"We are trying to get attention through entertaining and in different ways,” Janice said. “Barclay’s is giving so many billions and billions in fossil fuels and have been continuing to do so since the Paris Agreement (on tackling climate change) in 2015, and it’s fossil fuels that are fuelling the climate crisis and we have to stop now – no more fossil fuels – and Barclay’s continue to do it.”

Richard added: “They are Europe’s biggest funder of fossil fuels – many of the banks are involved in this but they are the worst.

Janice Jones and Richard Teasdale at a climate change street theatre protest outside Barclay's Bank in Sheffield city centre

“Since Paris they have invested £100 billion in fossil fuels and they talk about they’re going to stop but, as Janice said, they’re not going to stop now. We can’t wait 10 years, 20 years, we need them to stop investing now in fossil fuels. It’s really as simple as that.”

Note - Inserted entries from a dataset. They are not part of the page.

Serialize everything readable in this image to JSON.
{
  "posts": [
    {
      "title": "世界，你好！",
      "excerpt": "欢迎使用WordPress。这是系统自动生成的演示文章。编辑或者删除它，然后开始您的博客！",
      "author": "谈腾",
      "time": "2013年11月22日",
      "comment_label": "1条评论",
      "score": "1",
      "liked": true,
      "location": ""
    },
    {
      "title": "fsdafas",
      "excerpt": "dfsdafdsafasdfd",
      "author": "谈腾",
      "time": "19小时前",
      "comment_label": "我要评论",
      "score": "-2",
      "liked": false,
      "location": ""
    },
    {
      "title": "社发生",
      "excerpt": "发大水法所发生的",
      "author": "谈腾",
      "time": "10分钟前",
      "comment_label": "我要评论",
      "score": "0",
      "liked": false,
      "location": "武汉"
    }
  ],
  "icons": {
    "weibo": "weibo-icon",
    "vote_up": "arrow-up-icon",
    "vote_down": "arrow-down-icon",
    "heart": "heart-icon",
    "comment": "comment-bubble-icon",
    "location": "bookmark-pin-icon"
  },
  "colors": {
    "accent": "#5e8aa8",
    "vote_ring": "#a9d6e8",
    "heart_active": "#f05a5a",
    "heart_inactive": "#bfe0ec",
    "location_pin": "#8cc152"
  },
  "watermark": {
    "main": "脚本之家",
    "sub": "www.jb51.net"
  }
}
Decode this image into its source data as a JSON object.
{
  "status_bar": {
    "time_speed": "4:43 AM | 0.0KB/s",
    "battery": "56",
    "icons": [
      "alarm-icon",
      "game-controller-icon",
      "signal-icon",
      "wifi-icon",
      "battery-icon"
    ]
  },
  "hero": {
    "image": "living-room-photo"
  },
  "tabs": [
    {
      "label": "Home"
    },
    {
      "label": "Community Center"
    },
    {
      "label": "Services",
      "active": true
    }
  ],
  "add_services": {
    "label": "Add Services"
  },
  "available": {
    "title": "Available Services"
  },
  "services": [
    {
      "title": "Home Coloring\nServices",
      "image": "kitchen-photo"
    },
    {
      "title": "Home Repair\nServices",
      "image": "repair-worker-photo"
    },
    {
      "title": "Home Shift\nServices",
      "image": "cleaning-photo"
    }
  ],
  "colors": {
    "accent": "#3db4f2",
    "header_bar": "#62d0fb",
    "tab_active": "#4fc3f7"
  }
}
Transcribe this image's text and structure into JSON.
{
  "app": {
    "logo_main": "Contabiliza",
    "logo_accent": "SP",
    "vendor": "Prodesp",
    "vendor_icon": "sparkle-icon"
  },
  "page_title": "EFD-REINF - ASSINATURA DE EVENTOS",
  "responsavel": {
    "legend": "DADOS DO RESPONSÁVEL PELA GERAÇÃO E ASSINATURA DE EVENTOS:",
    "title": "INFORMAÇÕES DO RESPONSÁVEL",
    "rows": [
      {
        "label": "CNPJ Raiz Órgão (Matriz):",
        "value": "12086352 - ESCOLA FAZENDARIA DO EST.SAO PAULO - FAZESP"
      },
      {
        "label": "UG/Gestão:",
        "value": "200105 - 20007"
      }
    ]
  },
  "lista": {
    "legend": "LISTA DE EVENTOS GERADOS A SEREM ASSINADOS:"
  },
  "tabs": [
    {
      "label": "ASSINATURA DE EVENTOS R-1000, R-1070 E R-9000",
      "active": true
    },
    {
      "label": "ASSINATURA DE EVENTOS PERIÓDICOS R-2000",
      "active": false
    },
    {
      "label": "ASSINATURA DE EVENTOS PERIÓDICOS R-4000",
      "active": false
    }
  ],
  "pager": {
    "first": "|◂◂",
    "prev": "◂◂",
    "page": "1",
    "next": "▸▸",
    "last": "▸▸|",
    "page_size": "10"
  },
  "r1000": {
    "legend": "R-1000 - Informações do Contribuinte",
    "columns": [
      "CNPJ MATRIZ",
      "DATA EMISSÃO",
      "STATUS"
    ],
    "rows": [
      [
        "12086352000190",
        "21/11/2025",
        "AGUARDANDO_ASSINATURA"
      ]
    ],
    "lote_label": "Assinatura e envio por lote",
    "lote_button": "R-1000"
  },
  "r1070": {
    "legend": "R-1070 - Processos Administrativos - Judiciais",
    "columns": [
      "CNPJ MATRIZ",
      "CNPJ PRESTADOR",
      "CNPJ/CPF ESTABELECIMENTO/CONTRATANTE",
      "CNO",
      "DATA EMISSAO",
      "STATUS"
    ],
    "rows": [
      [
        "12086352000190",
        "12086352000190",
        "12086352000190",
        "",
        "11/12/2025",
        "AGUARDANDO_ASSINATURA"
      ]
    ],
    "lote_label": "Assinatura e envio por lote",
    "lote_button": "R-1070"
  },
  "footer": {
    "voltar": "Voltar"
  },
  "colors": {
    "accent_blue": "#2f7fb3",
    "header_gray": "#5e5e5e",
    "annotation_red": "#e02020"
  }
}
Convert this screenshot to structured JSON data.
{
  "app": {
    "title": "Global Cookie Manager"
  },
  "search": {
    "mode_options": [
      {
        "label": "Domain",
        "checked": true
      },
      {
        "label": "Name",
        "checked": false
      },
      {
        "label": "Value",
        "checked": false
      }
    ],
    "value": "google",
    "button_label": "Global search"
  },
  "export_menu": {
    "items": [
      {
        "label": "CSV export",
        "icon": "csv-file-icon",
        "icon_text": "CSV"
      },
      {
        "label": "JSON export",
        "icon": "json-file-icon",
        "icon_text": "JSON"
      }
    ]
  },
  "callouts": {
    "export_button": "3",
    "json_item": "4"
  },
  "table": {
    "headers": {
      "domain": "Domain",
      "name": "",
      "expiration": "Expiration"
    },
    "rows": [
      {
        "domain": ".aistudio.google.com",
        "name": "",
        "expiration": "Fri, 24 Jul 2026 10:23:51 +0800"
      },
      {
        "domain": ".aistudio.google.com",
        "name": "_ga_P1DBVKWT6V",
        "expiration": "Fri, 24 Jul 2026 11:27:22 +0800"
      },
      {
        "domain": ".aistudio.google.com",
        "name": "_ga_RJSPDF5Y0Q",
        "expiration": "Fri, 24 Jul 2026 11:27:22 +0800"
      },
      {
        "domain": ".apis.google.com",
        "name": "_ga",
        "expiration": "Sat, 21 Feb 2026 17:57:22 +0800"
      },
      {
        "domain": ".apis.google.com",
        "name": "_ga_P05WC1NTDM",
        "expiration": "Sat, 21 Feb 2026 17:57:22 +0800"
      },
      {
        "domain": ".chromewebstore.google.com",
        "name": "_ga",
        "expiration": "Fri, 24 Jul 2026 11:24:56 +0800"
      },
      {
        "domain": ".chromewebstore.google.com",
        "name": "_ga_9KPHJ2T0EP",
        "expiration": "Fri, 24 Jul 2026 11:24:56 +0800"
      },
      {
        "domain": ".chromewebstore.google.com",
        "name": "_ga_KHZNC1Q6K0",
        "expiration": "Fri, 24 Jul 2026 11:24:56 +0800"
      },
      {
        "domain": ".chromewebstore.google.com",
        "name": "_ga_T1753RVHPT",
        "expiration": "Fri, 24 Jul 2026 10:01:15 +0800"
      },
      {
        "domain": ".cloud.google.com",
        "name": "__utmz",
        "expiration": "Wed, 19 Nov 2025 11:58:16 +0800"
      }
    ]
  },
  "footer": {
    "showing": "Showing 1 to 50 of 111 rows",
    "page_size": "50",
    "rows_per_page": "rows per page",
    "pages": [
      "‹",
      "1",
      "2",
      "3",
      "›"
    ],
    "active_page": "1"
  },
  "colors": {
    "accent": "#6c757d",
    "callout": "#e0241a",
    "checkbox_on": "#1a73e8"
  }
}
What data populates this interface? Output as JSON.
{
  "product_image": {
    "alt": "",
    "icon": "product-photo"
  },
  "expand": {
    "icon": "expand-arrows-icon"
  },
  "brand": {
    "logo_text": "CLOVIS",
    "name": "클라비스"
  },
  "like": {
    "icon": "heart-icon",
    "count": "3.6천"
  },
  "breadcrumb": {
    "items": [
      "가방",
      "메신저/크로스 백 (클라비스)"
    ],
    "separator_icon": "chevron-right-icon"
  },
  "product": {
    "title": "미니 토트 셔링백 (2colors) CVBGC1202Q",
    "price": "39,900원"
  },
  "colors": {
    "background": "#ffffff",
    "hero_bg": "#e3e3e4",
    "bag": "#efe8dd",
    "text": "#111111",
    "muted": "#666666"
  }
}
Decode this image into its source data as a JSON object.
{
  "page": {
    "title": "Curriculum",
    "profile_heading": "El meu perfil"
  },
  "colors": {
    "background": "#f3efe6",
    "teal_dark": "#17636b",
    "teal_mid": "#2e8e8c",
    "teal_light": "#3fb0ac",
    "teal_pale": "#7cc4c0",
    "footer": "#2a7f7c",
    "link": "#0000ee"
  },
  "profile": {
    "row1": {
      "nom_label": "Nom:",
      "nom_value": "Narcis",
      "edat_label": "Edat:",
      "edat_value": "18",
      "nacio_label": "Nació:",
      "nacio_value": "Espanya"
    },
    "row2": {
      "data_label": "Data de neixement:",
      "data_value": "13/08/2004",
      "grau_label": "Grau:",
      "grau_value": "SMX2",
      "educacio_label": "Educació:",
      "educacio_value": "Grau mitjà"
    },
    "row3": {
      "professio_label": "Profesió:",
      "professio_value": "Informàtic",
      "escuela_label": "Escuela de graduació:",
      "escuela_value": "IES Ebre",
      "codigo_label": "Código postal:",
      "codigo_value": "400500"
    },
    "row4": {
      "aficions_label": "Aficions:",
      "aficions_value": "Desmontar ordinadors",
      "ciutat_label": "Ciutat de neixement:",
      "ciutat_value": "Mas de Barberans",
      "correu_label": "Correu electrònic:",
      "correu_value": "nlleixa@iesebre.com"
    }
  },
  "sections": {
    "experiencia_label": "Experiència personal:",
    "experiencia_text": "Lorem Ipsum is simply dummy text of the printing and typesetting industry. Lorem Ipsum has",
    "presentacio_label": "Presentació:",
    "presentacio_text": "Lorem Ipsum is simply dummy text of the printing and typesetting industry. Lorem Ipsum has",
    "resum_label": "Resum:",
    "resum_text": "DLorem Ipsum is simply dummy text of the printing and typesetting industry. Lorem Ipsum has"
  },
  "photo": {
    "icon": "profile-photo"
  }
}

An environmental campaign called Market Forces worked with shareholders to attempt to get Barclay’s to set robust short, medium and long-term targets for phasing out its fossil fuels investments but Barclay’s successfully urged investors to vote the motion down at their annual meeting.

Spokesman Adam McGibbon said: “Today’s result is a major concern. Barclays financed another US$27 billion (£19.4bn) to fossil fuels in 2020, increased funding for fracking, tar sands and arctic oil by 32 per cent in the same time period, and remains the biggest UK funder of the global coal industry.”

Given what Act Now are protesting against, how effective can a piece of street theatre be? But then who would have believed a 15-year-old Swedish girl sitting alone with a placard outside her country’s parliament building would inspire millions of young people to walk out of school and protest for action on climate change?